We think the reason why scientists have been unable to grow blood-forming stem cells in a laboratory dish is that there are growth factors that are present in the bone marrow that no one has been able to identify yet. So in order to identify the growth factors, we need to determine the normal physiological environment that maintains blood-forming stem cells, and then look and see if there are growth factors in that environment.
Many laboratories have worked on this for decades without success. But now that we have identified the cells that produce the factors that promote stem cell maintenance, we can refocus our efforts on those cells and on discovering novel growth factors they produce.
And it was last year’s research that led you to this year’s findings?
Exactly. Our research from a year ago raised two important questions: If stem cell factor is made by perivascular cells, what about other proteins that are involved in maintaining blood-forming stem cells – are they also made by perivascular cells, or could those proteins be made by bone-forming cells or other cells? Secondly, do other cells that only give rise to certain types of blood-forming cells reside in different niches than the stem cell?

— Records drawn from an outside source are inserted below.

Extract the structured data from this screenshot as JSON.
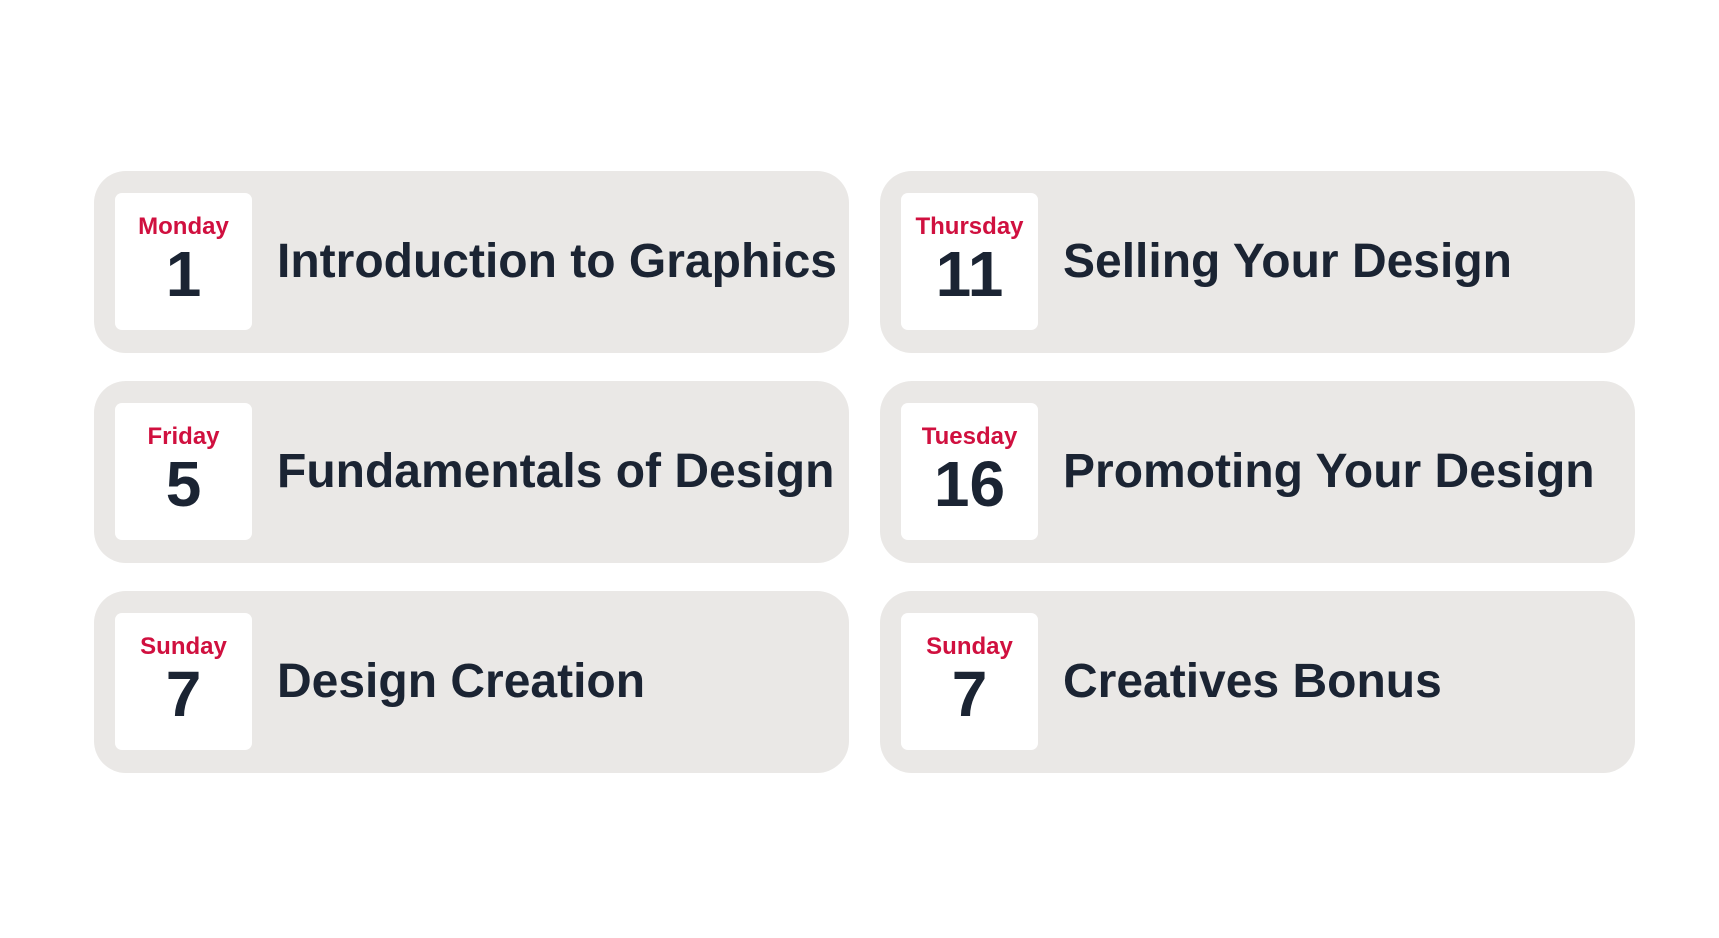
{
  "colors": {
    "background": "#ffffff",
    "card": "#eae8e6",
    "date_box": "#ffffff",
    "weekday": "#d0103f",
    "text": "#1b2433"
  },
  "sessions": [
    {
      "weekday": "Monday",
      "day": "1",
      "title": "Introduction to Graphics"
    },
    {
      "weekday": "Thursday",
      "day": "11",
      "title": "Selling Your Design"
    },
    {
      "weekday": "Friday",
      "day": "5",
      "title": "Fundamentals of Design"
    },
    {
      "weekday": "Tuesday",
      "day": "16",
      "title": "Promoting Your Design"
    },
    {
      "weekday": "Sunday",
      "day": "7",
      "title": "Design Creation"
    },
    {
      "weekday": "Sunday",
      "day": "7",
      "title": "Creatives Bonus"
    }
  ]
}
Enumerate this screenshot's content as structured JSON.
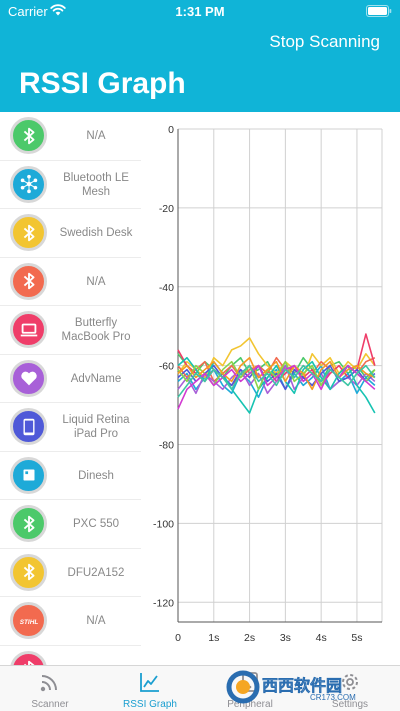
{
  "status_bar": {
    "carrier": "Carrier",
    "time": "1:31 PM"
  },
  "nav": {
    "action": "Stop Scanning",
    "title": "RSSI Graph"
  },
  "devices": [
    {
      "name": "N/A",
      "color": "#4cc96a",
      "icon": "bluetooth-icon"
    },
    {
      "name": "Bluetooth LE Mesh",
      "color": "#1eaad8",
      "icon": "mesh-network-icon"
    },
    {
      "name": "Swedish Desk",
      "color": "#f2c531",
      "icon": "bluetooth-icon"
    },
    {
      "name": "N/A",
      "color": "#f26a4f",
      "icon": "bluetooth-icon"
    },
    {
      "name": "Butterfly MacBook Pro",
      "color": "#ef3d69",
      "icon": "laptop-icon"
    },
    {
      "name": "AdvName",
      "color": "#a860d8",
      "icon": "heart-icon"
    },
    {
      "name": "Liquid Retina iPad Pro",
      "color": "#4f59d8",
      "icon": "tablet-icon"
    },
    {
      "name": "Dinesh",
      "color": "#1eaad8",
      "icon": "square-icon"
    },
    {
      "name": "PXC 550",
      "color": "#4cc96a",
      "icon": "bluetooth-icon"
    },
    {
      "name": "DFU2A152",
      "color": "#f2c531",
      "icon": "bluetooth-icon"
    },
    {
      "name": "N/A",
      "color": "#f26a4f",
      "icon": "stihl-logo-icon",
      "logo_text": "STIHL"
    },
    {
      "name": "",
      "color": "#ef3d69",
      "icon": "bluetooth-icon"
    }
  ],
  "chart_data": {
    "type": "line",
    "xlabel": "",
    "ylabel": "",
    "xlim": [
      0,
      5.7
    ],
    "ylim": [
      -125,
      0
    ],
    "x_ticks": [
      {
        "value": 0,
        "label": "0"
      },
      {
        "value": 1,
        "label": "1s"
      },
      {
        "value": 2,
        "label": "2s"
      },
      {
        "value": 3,
        "label": "3s"
      },
      {
        "value": 4,
        "label": "4s"
      },
      {
        "value": 5,
        "label": "5s"
      }
    ],
    "y_ticks": [
      {
        "value": 0,
        "label": "0"
      },
      {
        "value": -20,
        "label": "-20"
      },
      {
        "value": -40,
        "label": "-40"
      },
      {
        "value": -60,
        "label": "-60"
      },
      {
        "value": -80,
        "label": "-80"
      },
      {
        "value": -100,
        "label": "-100"
      },
      {
        "value": -120,
        "label": "-120"
      }
    ],
    "grid": true,
    "x": [
      0,
      0.25,
      0.5,
      0.75,
      1,
      1.25,
      1.5,
      1.75,
      2,
      2.25,
      2.5,
      2.75,
      3,
      3.25,
      3.5,
      3.75,
      4,
      4.25,
      4.5,
      4.75,
      5,
      5.25,
      5.5
    ],
    "series": [
      {
        "color": "#4cc96a",
        "values": [
          -57,
          -60,
          -62,
          -59,
          -61,
          -63,
          -60,
          -58,
          -62,
          -61,
          -59,
          -63,
          -60,
          -62,
          -58,
          -61,
          -64,
          -60,
          -59,
          -62,
          -60,
          -63,
          -61
        ]
      },
      {
        "color": "#1eaad8",
        "values": [
          -64,
          -62,
          -66,
          -63,
          -61,
          -65,
          -67,
          -62,
          -64,
          -68,
          -63,
          -61,
          -66,
          -62,
          -65,
          -63,
          -60,
          -66,
          -64,
          -62,
          -67,
          -63,
          -65
        ]
      },
      {
        "color": "#f2c531",
        "values": [
          -62,
          -59,
          -61,
          -63,
          -58,
          -60,
          -56,
          -55,
          -53,
          -57,
          -60,
          -62,
          -59,
          -61,
          -63,
          -57,
          -60,
          -58,
          -62,
          -59,
          -61,
          -57,
          -60
        ]
      },
      {
        "color": "#f26a4f",
        "values": [
          -60,
          -63,
          -61,
          -59,
          -64,
          -62,
          -60,
          -63,
          -61,
          -60,
          -62,
          -58,
          -61,
          -63,
          -60,
          -62,
          -59,
          -61,
          -63,
          -60,
          -62,
          -59,
          -58
        ]
      },
      {
        "color": "#ef3d69",
        "values": [
          -56,
          -60,
          -62,
          -64,
          -61,
          -63,
          -65,
          -62,
          -60,
          -63,
          -61,
          -64,
          -62,
          -60,
          -63,
          -61,
          -65,
          -62,
          -60,
          -63,
          -61,
          -52,
          -60
        ]
      },
      {
        "color": "#a860d8",
        "values": [
          -66,
          -63,
          -67,
          -62,
          -64,
          -66,
          -63,
          -61,
          -65,
          -62,
          -67,
          -64,
          -60,
          -66,
          -63,
          -65,
          -62,
          -66,
          -64,
          -63,
          -65,
          -62,
          -64
        ]
      },
      {
        "color": "#4f59d8",
        "values": [
          -63,
          -61,
          -64,
          -62,
          -60,
          -63,
          -65,
          -61,
          -63,
          -60,
          -64,
          -62,
          -66,
          -61,
          -63,
          -65,
          -62,
          -60,
          -64,
          -63,
          -61,
          -64,
          -62
        ]
      },
      {
        "color": "#17c3b2",
        "values": [
          -60,
          -58,
          -61,
          -64,
          -59,
          -62,
          -66,
          -69,
          -72,
          -66,
          -63,
          -60,
          -64,
          -67,
          -61,
          -59,
          -63,
          -66,
          -62,
          -60,
          -65,
          -68,
          -72
        ]
      },
      {
        "color": "#8bd44a",
        "values": [
          -61,
          -64,
          -60,
          -62,
          -65,
          -61,
          -59,
          -63,
          -60,
          -66,
          -61,
          -63,
          -59,
          -64,
          -62,
          -60,
          -65,
          -61,
          -63,
          -60,
          -62,
          -64,
          -61
        ]
      },
      {
        "color": "#f59a23",
        "values": [
          -62,
          -60,
          -63,
          -61,
          -59,
          -62,
          -64,
          -60,
          -58,
          -63,
          -61,
          -59,
          -64,
          -60,
          -62,
          -66,
          -61,
          -59,
          -63,
          -61,
          -60,
          -62,
          -63
        ]
      },
      {
        "color": "#d13ad1",
        "values": [
          -71,
          -66,
          -64,
          -62,
          -65,
          -63,
          -61,
          -64,
          -62,
          -60,
          -65,
          -63,
          -61,
          -60,
          -64,
          -62,
          -66,
          -61,
          -63,
          -60,
          -62,
          -64,
          -66
        ]
      },
      {
        "color": "#3ec6a5",
        "values": [
          -68,
          -65,
          -62,
          -64,
          -61,
          -63,
          -66,
          -62,
          -60,
          -64,
          -62,
          -65,
          -61,
          -63,
          -60,
          -62,
          -64,
          -61,
          -63,
          -65,
          -62,
          -60,
          -63
        ]
      }
    ]
  },
  "tabs": [
    {
      "label": "Scanner",
      "icon": "scanner-icon",
      "active": false
    },
    {
      "label": "RSSI Graph",
      "icon": "graph-icon",
      "active": true
    },
    {
      "label": "Peripheral",
      "icon": "peripheral-icon",
      "active": false
    },
    {
      "label": "Settings",
      "icon": "gear-icon",
      "active": false
    }
  ],
  "watermark": {
    "text": "西西软件园",
    "sub": "CR173.COM"
  },
  "colors": {
    "header": "#10b4d7",
    "tab_active": "#1a9ed0",
    "tab_inactive": "#8e8e93",
    "grid": "#d0d0d0"
  }
}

We decided to do the same kinds of experiments as last year, but this time involving a different growth factor than stem cell factor that stem cells depend on, called CXCL12. By using red fluorescence to identify the cells in the bone marrow that make CXCL12, we were able to see that, not only are perivascular cells making CXCL12, but also that the same cells are making stem cell factor, which we had identified separately using green fluorescence.
In addition, however, we unexpectedly saw that the bone-forming cells were also making a tiny amount of CXCL12. Upon further experimentation, we saw that CXCL12 produced by bone-forming cells was not linked to stem cell maintenance, but instead to the maintenance of a specialized lymphoid progenitor that makes T cells and B cells, which are immune system cells.
How has this research influenced the scientific field in this regard?
We are opening the door for mapping the entire hematopoietic, or blood-forming, system. I think that we will begin to see a lot of researchers who study blood-forming stem cells take the same approach that we have taken to try and map out the environments that maintain different kinds of blood-forming cells. For example, Dr. Daniel Link at Washington University in St. Louis performed similar experiments with CXCL12 that we did, and he found the same results.
How does this research fit into the mission of CRI – to perform transformative biomedical research that has the potential to create new scientific fields and new strategies for treating disease?
This research is a perfect illustration of what we are trying to achieve at CRI, where we are taking a basic science approach to solve a fundamental scientific problem that also holds the potential to change the strategies for treating disease. There may be a long time horizon involved because there are a lot of steps required to get to new therapies. However, our work mapping the environments in bone marrow that support the process of blood cell formation has changed the way people think about this field and has refocused everybody on approaches to improve cell therapies for the blood-forming system.
Looking ahead, what’s next for this area of research at CRI?
For many years, one of the most important unknowns in the field of stem cell biology and regenerative medicine has been the nature of the microenvironment in the bone marrow that maintains blood-forming stem cells. Now that we have conceptually worked out the nature of the niche in the bone marrow, we are looking into two new aspects.
One aspect concerns the circumstances in patients whereby the process of blood cell formation in the bone marrow is inadequate, and the spleen and the liver become blood-forming organs. We want to understand the nature of the environment in the spleen that allows it to become hematopoietic and maintain blood-forming stem cells.
The other aspect focuses on identifying additional growth factors in the bone marrow that no one has discovered and that are involved in maintaining blood-forming stem cells. I can’t promise we will succeed, but I can promise we will be relentless.Print PDF